    Finally, it cannot be excluded that the abnormalities in functional connectivity detected in the ApoE4-positive subjects in the current study do not represent actual early AD pathology, but rather reflect constitutional differences between ApoE4-positives and negatives, which may predispose for but not necessarily result in AD. This seems less probable, regarding the fact that similar but more pronounced abnormalities have also been documented in manifest AD (6,7).

    In summary, this study has contributed some very important new insights, and it strongly encourages further work into the causal interaction between different pathologies involved in this disease, particularly in early, or asymptomatic, stages.

    View all comments by Alexander Drzezga

References

News Citations

  1. Toronto: Human Amyloid Imaging Conference Showcases a Maturing Field
  2. ApoE4 Linked to Default Network Differences in Young Adults

Webinar Citations

  1. Together at Last, Top Five Biomarkers Model Stages of AD

Paper Citations

  1. . Amyloid plaques disrupt resting state default mode network connectivity in cognitively normal elderly. Biol Psychiatry. 2010 Mar 15;67(6):584-7. PubMed.
  2. . Disruption of functional connectivity in clinically normal older adults harboring amyloid burden. J Neurosci. 2009 Oct 7;29(40):12686-94. PubMed.
  3. . Resting-state BOLD networks versus task-associated functional MRI for distinguishing Alzheimer's disease risk groups. Neuroimage. 2009 Oct 1;47(4):1678-90. PubMed.
  4. . Distinct patterns of brain activity in young carriers of the APOE-epsilon4 allele. Proc Natl Acad Sci U S A. 2009 Apr 28;106(17):7209-14. PubMed.
  5. . Reduced posterior cingulate mitochondrial activity in expired young adult carriers of the APOE ε4 allele, the major late-onset Alzheimer's susceptibility gene. J Alzheimers Dis. 2010;22(1):307-13. PubMed.
  6. . Correlations between apolipoprotein E epsilon4 gene dose and brain-imaging measurements of regional hypometabolism.

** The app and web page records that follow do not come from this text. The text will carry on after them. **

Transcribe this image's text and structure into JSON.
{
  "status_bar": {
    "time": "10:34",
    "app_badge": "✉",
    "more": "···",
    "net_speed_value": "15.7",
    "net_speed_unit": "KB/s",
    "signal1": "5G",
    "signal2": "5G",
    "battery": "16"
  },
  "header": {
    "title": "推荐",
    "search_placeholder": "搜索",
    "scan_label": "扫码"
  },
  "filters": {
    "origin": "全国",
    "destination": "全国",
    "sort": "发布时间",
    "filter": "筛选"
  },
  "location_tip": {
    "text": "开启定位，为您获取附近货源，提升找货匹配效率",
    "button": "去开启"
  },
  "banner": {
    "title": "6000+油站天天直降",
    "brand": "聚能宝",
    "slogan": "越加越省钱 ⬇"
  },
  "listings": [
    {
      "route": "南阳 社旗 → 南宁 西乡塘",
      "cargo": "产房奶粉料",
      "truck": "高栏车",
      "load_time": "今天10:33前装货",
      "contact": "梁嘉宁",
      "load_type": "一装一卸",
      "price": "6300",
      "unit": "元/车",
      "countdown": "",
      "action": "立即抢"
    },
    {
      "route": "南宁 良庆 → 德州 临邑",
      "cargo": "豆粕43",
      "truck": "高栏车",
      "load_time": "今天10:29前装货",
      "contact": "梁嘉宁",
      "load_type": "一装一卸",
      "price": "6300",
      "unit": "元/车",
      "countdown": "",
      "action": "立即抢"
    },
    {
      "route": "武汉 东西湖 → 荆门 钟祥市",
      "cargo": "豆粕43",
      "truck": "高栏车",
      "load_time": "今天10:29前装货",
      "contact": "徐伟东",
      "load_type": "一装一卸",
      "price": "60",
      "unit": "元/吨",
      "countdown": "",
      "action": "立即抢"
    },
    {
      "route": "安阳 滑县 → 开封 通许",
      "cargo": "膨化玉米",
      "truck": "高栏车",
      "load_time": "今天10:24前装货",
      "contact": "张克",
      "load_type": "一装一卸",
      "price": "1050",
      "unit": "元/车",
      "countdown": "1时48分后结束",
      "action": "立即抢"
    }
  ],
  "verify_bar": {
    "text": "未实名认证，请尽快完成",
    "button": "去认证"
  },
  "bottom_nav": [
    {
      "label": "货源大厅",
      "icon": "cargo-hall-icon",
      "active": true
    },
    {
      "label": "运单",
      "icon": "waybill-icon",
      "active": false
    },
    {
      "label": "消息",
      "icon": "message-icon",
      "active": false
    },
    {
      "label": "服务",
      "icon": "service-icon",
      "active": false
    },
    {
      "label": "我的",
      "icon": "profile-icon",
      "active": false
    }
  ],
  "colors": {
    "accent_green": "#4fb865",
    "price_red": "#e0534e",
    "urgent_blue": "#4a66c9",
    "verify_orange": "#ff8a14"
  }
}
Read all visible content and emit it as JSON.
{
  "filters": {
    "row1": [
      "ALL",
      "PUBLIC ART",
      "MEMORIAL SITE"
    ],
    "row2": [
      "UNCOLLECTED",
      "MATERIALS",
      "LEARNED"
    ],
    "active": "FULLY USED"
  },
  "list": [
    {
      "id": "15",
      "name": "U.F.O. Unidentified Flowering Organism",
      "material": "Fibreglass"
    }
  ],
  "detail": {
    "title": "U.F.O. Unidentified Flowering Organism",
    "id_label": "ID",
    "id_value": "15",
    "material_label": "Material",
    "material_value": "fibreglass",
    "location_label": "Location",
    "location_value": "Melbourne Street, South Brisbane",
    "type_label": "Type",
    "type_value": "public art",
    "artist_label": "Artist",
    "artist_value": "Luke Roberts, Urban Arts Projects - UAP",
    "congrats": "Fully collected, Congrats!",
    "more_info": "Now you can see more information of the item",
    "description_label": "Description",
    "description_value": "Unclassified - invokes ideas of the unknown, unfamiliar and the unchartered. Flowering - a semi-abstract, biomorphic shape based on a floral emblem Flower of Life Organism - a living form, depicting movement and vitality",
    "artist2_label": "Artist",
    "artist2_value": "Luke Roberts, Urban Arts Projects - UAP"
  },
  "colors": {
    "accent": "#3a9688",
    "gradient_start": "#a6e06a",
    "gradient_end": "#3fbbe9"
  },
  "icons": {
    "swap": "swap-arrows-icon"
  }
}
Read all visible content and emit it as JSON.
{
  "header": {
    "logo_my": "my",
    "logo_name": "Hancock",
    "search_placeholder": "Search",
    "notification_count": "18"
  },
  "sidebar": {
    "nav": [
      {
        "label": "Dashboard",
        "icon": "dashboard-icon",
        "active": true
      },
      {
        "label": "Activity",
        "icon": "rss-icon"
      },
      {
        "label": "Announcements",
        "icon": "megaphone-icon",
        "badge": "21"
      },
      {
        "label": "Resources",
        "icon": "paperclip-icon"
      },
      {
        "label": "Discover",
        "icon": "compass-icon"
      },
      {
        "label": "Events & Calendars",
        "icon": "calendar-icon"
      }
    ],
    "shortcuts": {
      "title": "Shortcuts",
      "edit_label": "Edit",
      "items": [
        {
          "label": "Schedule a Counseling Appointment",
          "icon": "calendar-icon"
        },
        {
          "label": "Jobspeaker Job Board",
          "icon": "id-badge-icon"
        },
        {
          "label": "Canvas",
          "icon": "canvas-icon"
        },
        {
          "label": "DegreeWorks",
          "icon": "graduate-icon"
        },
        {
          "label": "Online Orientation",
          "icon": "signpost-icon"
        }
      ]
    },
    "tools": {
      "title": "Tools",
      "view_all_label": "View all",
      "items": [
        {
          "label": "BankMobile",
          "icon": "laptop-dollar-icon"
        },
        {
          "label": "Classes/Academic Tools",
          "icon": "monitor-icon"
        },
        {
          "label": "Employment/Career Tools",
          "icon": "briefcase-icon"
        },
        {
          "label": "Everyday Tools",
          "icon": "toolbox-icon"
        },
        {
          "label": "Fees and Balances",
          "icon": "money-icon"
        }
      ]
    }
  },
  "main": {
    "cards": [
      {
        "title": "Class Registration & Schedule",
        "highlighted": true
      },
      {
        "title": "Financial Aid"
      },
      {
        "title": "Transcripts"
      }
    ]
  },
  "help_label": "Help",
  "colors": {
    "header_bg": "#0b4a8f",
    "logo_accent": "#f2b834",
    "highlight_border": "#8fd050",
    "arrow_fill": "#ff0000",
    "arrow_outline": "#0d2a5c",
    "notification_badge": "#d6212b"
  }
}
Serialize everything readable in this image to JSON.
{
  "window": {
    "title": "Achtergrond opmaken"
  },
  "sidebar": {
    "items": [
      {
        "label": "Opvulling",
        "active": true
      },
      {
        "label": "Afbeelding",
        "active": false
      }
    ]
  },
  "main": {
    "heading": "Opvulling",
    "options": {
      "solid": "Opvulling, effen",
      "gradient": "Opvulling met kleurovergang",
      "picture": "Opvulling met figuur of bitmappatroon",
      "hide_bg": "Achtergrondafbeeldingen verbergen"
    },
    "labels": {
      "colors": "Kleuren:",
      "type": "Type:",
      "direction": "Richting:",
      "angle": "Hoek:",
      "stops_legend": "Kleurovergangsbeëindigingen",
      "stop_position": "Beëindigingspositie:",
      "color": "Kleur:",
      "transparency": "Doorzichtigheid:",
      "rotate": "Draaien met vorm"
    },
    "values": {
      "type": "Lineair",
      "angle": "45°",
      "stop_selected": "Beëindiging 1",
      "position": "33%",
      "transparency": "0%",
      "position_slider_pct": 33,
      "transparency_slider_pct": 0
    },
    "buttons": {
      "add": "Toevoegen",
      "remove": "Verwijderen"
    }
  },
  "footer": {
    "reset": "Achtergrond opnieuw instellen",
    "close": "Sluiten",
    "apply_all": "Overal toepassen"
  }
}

Proc Natl Acad Sci U S A. 2005 Jun 7;102(23):8299-302. PubMed.
  7. . Hypometabolism in Alzheimer-affected brain regions in cognitively healthy Latino individuals carrying the apolipoprotein E epsilon4 allele. Arch Neurol. 2010 Apr;67(4):462-8. PubMed.
  8. . APOE predicts amyloid-beta but not tau Alzheimer pathology in cognitively normal aging. Ann Neurol. 2010 Jan;67(1):122-31. PubMed.
  9. . Multimodal techniques for diagnosis and prognosis of Alzheimer's disease. Nature. 2009 Oct 15;461(7266):916-22. PubMed.
  10. . APOE4 allele disrupts resting state fMRI connectivity in the absence of amyloid plaques or decreased CSF Aβ42. J Neurosci. 2010 Dec 15;30(50):17035-40. PubMed.

Further Reading

Papers

  1. . APOE4 allele disrupts resting state fMRI connectivity in the absence of amyloid plaques or decreased CSF Aβ42. J Neurosci. 2010 Dec 15;30(50):17035-40. PubMed.
  2. . Reduced posterior cingulate mitochondrial activity in expired young adult carriers of the APOE ε4 allele, the major late-onset Alzheimer's susceptibility gene. J Alzheimers Dis. 2010;22(1):307-13. PubMed.
  3. . Hypometabolism in Alzheimer-affected brain regions in cognitively healthy Latino individuals carrying the apolipoprotein E epsilon4 allele. Arch Neurol. 2010 Apr;67(4):462-8. PubMed.

Primary Papers

  1. . APOE4 allele disrupts resting state fMRI connectivity in the absence of amyloid plaques or decreased CSF Aβ42. J Neurosci. 2010 Dec 15;30(50):17035-40. PubMed.